### What the task asks
Return all the lines below, exactly as they read.

### Provided information

::::

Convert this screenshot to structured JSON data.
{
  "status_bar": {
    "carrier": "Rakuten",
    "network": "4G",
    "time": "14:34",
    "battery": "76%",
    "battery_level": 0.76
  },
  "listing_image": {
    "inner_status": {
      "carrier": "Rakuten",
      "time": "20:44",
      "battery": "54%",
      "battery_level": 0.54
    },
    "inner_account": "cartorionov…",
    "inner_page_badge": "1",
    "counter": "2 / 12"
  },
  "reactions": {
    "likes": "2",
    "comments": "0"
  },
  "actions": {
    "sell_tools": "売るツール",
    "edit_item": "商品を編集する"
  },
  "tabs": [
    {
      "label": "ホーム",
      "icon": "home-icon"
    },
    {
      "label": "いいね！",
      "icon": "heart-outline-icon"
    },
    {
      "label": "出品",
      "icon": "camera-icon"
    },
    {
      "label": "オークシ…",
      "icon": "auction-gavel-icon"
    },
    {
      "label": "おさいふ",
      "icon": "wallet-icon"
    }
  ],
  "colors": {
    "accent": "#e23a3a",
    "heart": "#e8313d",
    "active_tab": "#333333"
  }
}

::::

### Output for this exercise
Convert this screenshot to structured JSON data.
{
  "status_bar": {
    "carrier": "Rakuten",
    "network": "4G",
    "time": "14:34",
    "battery": "76%",
    "battery_level": 0.76
  },
  "listing_image": {
    "inner_status": {
      "carrier": "Rakuten",
      "time": "20:44",
      "battery": "54%",
      "battery_level": 0.54
    },
    "inner_account": "cartorionov…",
    "inner_page_badge": "1",
    "counter": "2 / 12"
  },
  "reactions": {
    "likes": "2",
    "comments": "0"
  },
  "actions": {
    "sell_tools": "売るツール",
    "edit_item": "商品を編集する"
  },
  "tabs": [
    {
      "label": "ホーム",
      "icon": "home-icon"
    },
    {
      "label": "いいね！",
      "icon": "heart-outline-icon"
    },
    {
      "label": "出品",
      "icon": "camera-icon"
    },
    {
      "label": "オークシ…",
      "icon": "auction-gavel-icon"
    },
    {
      "label": "おさいふ",
      "icon": "wallet-icon"
    }
  ],
  "colors": {
    "accent": "#e23a3a",
    "heart": "#e8313d",
    "active_tab": "#333333"
  }
}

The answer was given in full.